Without doing precise tests, it would appear that the 9000 uses less CPU resources than the Ultra Vision I tested earlier. During my testing phase, I had the 9000 producing a 960x720 image, the Pro for Notebooks producing an 800x600 image, and the new Creative Live! Cam Optia AF at 640x480, all running at the same time on my main computer. Together they were using only 35% of the processor. The Ultra Vision with the v10.5 drivers and a 960x720 image took 45% all by itself.
My only disappointment is this camera can't produce the wide frame format (864x480) that the earlier Fusion and the first version Orbit could. I really liked that format. After some considerable effort, I figured out a way to have any camera appear to display a wide format image using some tricks with Cascading Style sheets. See this page for details.
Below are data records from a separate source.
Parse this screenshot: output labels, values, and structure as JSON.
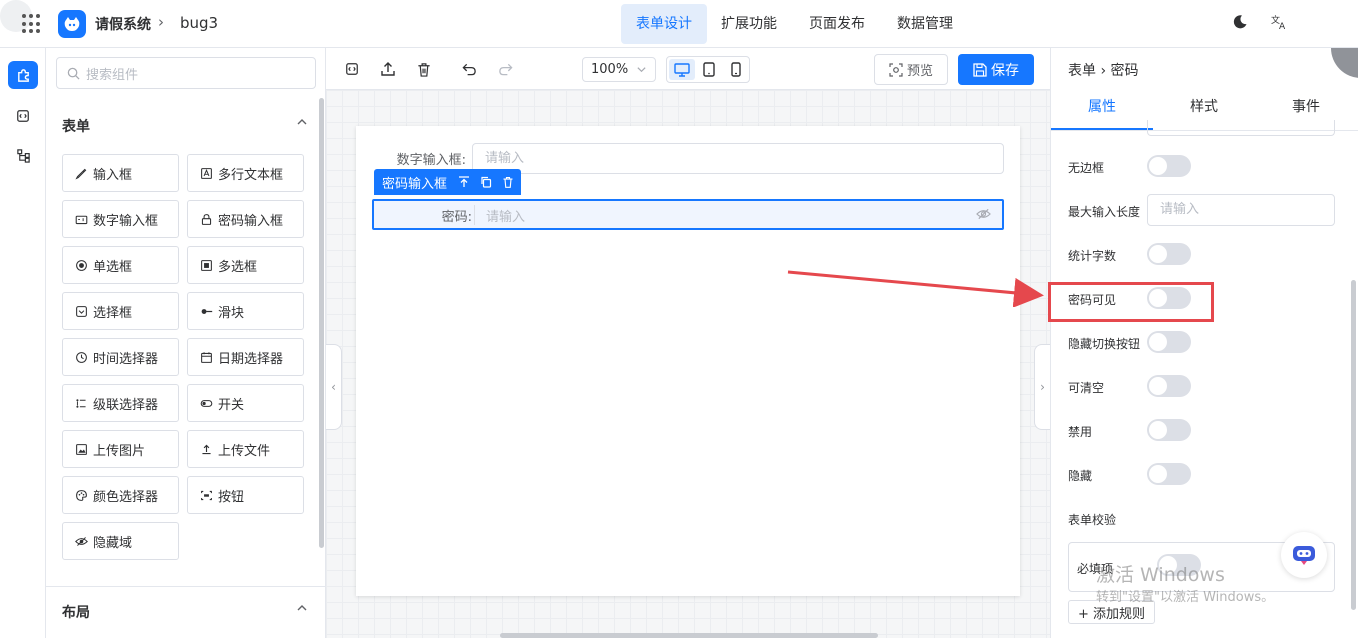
{
  "header": {
    "app_title": "请假系统",
    "crumb_sep": "›",
    "app_crumb": "bug3",
    "nav": [
      "表单设计",
      "扩展功能",
      "页面发布",
      "数据管理"
    ],
    "active_nav": "表单设计"
  },
  "components": {
    "search_placeholder": "搜索组件",
    "section_form": "表单",
    "section_layout": "布局",
    "items": [
      {
        "label": "输入框",
        "icon": "pencil-icon"
      },
      {
        "label": "多行文本框",
        "icon": "textarea-icon"
      },
      {
        "label": "数字输入框",
        "icon": "number-icon"
      },
      {
        "label": "密码输入框",
        "icon": "lock-icon"
      },
      {
        "label": "单选框",
        "icon": "radio-icon"
      },
      {
        "label": "多选框",
        "icon": "checkbox-icon"
      },
      {
        "label": "选择框",
        "icon": "select-icon"
      },
      {
        "label": "滑块",
        "icon": "slider-icon"
      },
      {
        "label": "时间选择器",
        "icon": "clock-icon"
      },
      {
        "label": "日期选择器",
        "icon": "calendar-icon"
      },
      {
        "label": "级联选择器",
        "icon": "cascader-icon"
      },
      {
        "label": "开关",
        "icon": "switch-icon"
      },
      {
        "label": "上传图片",
        "icon": "image-icon"
      },
      {
        "label": "上传文件",
        "icon": "upload-icon"
      },
      {
        "label": "颜色选择器",
        "icon": "palette-icon"
      },
      {
        "label": "按钮",
        "icon": "button-icon"
      },
      {
        "label": "隐藏域",
        "icon": "eye-off-icon"
      }
    ]
  },
  "toolbar": {
    "zoom": "100%",
    "preview_label": "预览",
    "save_label": "保存"
  },
  "canvas": {
    "field1_label": "数字输入框:",
    "field1_placeholder": "请输入",
    "selected_tag": "密码输入框",
    "field2_label": "密码:",
    "field2_placeholder": "请输入"
  },
  "props": {
    "breadcrumb": "表单 › 密码",
    "tabs": [
      "属性",
      "样式",
      "事件"
    ],
    "active_tab": "属性",
    "borderless": "无边框",
    "max_length": "最大输入长度",
    "max_length_placeholder": "请输入",
    "show_count": "统计字数",
    "show_password": "密码可见",
    "hide_toggle": "隐藏切换按钮",
    "clearable": "可清空",
    "disabled": "禁用",
    "hidden": "隐藏",
    "validation": "表单校验",
    "required": "必填项",
    "add_rule": "+ 添加规则"
  },
  "watermark": {
    "line1": "激活 Windows",
    "line2": "转到\"设置\"以激活 Windows。"
  },
  "colors": {
    "accent": "#1677ff",
    "highlight": "#e5484d"
  }
}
If you just purchased a Logitech Ultra Vision, then you got a good camera. But if you are still looking, this is one to look at. Overall I am impressed and this camera now replaces the Fusion as best overall. This is another great camera from Logitech which leaves the competitors dragging their cables in the mud.
Update, December 7, 2008.
As of today I have discovered Logitech has a MAC version available. According to one source who claims he got his info from Logitech support, the Windows version uses software in the computer to achieve the auto focus and RightLight2 features. Those don't work with Mac so Logitech now has a version available specifically for Mac which uses hardware to achieve the focusing, but it is a bit more expensive. Mac version goes by the name "Logitech 960-000254 QuickCam Vision Pro for Mac", (see Amazon link below)